The 2013 New Year's Day coincided with "natural fireworks" erupting from the sun, which is approaching "solar maximum," during which there will be more intense solar flares.
As dangerous as it looks, the solar flares occur periodically without posing actual threats against the planet Earth. Solar flares are brief releases of intense high-energy radiation from the sun's surface. These are typically observed with special instruments because the resulting colours are not observable by the naked eye. Solar flares emit X-rays and UV radiation which can potentially affect Earth's ionosphere and disrupt long-range radio communications. Despite this, the past solar flares have not been a threat to human life.
NASA's Solar Dynamics Observatory (SDO) captured the footage of New Year's Day solar flare. (Image: SDO via YouTube)
Just before Dec. 21, when many people got anxious of doomsday rumours, space scientists explained solar flares should not be linked to end-of-the-world talks. The Sun's regular 11-year solar cycle is expected to peak in 2013 and 2014, but even then, scientists are expecting a milder, less intense solar than in the previous cycle.
From afar, the image of the sun's flames dancing in the solar atmosphere is a dramatic and stunning sight. NASA's Solar Dynamics Observatory (SDO) captured a footage of the solar activity. Camilla Corona SDO took to Twitter on Jan. 1 to announce: "It's a Solar Ballet - beautiful view of an eruption on today's Sun."
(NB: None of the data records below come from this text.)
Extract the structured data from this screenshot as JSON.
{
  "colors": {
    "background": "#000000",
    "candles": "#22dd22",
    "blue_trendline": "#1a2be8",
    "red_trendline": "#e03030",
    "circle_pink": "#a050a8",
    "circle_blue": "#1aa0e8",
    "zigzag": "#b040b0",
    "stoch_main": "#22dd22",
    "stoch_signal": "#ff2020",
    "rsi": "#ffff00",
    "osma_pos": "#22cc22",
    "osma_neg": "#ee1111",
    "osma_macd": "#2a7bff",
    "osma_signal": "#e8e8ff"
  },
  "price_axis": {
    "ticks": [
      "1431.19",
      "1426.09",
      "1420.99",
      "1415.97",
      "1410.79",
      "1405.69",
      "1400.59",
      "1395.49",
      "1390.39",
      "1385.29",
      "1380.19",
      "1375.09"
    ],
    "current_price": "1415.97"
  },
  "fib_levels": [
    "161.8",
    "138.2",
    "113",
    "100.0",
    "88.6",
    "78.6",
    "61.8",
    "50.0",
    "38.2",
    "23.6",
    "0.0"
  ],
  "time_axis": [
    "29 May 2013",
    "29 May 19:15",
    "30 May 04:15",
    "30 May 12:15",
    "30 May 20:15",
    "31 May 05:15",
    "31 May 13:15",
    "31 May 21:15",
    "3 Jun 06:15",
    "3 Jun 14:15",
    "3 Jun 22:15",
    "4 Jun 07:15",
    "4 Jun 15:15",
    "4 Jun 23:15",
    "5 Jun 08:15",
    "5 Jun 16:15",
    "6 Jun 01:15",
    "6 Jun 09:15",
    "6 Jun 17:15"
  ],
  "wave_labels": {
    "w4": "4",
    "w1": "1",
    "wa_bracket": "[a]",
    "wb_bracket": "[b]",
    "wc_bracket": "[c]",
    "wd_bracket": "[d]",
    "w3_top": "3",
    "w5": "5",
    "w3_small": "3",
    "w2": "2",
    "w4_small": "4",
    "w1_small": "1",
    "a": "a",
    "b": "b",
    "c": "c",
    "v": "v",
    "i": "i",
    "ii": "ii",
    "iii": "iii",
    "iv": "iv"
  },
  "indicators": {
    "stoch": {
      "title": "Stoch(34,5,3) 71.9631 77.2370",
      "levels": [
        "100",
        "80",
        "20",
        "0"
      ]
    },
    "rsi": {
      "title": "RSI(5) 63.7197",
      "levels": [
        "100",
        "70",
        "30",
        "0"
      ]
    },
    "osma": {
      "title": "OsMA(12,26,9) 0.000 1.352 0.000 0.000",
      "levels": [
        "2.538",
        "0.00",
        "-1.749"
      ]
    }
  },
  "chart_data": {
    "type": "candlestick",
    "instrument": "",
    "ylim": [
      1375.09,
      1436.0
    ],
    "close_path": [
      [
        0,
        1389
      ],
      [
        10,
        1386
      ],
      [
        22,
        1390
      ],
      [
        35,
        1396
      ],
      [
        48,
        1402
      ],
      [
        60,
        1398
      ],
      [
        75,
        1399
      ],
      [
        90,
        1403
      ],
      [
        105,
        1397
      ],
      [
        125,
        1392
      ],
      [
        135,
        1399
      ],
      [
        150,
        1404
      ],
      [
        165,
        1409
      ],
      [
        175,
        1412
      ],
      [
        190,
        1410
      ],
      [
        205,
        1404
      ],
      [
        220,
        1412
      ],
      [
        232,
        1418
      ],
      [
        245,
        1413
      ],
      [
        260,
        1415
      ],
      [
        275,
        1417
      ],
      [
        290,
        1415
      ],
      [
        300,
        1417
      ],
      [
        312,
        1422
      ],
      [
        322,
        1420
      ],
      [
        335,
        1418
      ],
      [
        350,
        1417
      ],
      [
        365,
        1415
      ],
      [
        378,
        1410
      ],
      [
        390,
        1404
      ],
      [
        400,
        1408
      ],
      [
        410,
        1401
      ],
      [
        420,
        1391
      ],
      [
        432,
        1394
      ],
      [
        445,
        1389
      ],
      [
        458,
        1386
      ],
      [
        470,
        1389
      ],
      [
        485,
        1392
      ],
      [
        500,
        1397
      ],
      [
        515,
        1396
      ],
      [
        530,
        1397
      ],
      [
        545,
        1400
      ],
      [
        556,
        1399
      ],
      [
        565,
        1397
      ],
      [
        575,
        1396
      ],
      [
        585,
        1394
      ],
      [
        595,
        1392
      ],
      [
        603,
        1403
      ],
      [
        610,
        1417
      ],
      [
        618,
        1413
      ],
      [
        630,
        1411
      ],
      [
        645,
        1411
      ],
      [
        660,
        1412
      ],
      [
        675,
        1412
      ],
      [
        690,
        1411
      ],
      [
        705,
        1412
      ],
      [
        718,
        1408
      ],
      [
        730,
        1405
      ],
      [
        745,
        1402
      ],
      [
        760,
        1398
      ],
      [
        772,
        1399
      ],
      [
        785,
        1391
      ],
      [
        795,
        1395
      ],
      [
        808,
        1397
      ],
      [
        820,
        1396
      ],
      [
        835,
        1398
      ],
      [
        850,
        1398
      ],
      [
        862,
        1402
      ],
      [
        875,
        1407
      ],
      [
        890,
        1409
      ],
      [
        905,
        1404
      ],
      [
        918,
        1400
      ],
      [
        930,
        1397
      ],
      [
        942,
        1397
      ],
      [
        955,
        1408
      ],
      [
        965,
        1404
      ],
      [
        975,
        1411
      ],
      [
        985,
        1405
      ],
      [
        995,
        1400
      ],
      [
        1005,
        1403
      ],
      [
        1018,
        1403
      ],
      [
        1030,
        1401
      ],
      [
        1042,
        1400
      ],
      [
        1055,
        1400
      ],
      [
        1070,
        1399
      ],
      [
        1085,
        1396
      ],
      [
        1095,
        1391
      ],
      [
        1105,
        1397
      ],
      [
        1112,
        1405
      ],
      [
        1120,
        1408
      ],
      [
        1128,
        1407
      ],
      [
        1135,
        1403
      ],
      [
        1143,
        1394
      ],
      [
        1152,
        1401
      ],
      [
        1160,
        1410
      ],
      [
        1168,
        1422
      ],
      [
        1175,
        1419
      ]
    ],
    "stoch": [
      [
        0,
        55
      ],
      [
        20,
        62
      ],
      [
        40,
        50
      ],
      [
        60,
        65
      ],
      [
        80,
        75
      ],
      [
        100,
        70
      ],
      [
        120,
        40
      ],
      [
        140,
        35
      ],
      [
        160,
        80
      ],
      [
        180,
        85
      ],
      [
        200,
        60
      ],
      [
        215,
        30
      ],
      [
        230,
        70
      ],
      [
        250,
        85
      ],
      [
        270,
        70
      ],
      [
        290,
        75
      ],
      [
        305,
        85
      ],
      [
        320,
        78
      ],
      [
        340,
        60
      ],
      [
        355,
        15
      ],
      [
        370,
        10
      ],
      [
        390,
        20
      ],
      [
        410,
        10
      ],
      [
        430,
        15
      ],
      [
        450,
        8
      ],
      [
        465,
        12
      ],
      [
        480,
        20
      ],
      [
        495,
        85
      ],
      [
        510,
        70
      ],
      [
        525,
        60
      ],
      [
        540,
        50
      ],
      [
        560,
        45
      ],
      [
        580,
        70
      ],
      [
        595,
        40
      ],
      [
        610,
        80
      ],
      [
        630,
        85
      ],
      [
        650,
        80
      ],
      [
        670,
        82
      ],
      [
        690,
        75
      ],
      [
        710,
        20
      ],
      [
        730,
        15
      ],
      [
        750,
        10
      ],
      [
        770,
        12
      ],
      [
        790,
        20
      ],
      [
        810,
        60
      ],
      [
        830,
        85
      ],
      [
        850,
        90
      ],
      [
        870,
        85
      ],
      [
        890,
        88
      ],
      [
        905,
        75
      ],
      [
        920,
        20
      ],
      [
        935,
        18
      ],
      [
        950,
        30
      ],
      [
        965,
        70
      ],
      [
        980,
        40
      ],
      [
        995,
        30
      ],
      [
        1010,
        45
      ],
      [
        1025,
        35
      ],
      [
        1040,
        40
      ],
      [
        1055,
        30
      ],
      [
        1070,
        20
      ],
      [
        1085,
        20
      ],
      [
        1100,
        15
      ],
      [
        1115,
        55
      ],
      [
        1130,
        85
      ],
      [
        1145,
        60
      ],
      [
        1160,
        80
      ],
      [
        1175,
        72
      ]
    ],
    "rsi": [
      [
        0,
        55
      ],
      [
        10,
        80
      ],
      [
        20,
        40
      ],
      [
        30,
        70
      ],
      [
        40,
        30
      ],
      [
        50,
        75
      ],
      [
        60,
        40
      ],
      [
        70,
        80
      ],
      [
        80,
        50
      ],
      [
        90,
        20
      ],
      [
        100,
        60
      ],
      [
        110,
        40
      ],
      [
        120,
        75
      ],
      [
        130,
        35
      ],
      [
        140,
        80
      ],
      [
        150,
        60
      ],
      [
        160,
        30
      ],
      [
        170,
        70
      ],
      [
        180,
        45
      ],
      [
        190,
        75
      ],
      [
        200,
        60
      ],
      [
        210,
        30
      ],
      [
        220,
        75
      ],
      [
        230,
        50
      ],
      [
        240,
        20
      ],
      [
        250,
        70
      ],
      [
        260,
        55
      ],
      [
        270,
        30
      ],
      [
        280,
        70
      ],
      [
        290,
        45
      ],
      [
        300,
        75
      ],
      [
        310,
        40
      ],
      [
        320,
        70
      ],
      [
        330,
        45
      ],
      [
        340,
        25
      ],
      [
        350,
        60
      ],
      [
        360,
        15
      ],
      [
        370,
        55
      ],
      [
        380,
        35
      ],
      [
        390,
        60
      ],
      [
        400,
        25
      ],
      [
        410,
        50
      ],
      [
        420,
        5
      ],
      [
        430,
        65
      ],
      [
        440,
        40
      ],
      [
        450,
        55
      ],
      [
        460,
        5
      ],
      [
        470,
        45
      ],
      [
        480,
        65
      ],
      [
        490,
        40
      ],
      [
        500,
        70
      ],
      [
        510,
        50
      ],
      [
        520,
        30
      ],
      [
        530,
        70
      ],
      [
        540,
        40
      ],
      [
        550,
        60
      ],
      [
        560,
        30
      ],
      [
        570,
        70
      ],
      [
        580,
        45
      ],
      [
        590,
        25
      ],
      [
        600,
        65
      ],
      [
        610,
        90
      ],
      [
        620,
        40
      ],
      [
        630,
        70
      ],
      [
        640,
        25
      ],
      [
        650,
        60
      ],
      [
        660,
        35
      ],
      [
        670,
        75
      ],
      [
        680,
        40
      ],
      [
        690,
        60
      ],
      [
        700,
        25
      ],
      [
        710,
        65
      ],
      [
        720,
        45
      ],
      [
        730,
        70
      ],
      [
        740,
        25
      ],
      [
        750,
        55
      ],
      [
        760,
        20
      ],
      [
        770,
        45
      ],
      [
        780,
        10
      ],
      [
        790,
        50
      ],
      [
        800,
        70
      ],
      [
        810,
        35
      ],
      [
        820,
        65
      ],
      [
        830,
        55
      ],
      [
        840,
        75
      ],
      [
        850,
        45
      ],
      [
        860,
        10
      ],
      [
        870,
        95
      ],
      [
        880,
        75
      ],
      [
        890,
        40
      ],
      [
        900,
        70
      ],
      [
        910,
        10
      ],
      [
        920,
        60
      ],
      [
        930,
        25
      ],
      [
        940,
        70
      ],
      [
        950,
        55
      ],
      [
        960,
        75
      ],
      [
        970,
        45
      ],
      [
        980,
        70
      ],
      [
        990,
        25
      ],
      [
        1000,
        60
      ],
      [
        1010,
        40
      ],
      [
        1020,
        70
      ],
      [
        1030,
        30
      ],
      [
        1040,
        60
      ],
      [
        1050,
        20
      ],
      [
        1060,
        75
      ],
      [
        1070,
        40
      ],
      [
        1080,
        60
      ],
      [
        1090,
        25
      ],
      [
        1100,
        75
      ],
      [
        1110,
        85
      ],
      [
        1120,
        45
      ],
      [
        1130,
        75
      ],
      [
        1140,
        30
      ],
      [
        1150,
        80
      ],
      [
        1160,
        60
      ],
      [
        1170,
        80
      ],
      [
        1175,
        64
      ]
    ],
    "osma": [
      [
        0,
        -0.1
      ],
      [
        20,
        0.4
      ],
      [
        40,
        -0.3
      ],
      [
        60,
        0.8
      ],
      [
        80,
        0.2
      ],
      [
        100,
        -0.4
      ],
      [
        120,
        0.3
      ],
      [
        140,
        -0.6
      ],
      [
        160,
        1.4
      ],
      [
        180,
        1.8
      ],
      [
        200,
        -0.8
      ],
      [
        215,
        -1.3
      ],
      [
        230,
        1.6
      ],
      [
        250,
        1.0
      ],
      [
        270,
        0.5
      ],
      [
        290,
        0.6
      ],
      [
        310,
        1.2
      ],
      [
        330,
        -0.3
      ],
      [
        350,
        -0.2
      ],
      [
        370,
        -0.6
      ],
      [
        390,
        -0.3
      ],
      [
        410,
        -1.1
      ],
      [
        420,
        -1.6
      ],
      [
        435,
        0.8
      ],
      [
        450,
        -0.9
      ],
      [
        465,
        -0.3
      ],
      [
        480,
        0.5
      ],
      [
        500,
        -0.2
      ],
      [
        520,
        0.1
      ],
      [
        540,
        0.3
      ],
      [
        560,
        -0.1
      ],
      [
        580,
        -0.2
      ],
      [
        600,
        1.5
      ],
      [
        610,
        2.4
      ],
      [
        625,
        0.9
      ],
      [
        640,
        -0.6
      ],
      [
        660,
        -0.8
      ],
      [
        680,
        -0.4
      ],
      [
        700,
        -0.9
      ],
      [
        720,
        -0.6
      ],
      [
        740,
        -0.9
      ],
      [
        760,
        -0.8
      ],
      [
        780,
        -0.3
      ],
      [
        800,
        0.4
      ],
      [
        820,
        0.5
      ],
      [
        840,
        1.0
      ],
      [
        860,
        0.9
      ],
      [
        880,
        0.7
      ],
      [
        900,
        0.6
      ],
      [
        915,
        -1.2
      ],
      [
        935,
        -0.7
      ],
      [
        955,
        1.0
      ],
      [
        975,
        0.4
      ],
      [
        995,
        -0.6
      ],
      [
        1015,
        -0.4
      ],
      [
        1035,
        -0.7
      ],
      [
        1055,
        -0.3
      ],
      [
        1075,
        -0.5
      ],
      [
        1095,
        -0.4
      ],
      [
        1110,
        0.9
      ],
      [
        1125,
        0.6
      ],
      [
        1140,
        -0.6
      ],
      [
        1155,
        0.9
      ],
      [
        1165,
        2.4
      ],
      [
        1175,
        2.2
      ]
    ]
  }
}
Solar physicists continue to observe activities on the sun's surface. They expect the solar flares to intensify over the next 12 months. Still, they have been consistent in saying that the previous cycle had been more intense than the current solar conditions.
VIDEO: New Year's Day Solar Flare as Solar Fireworks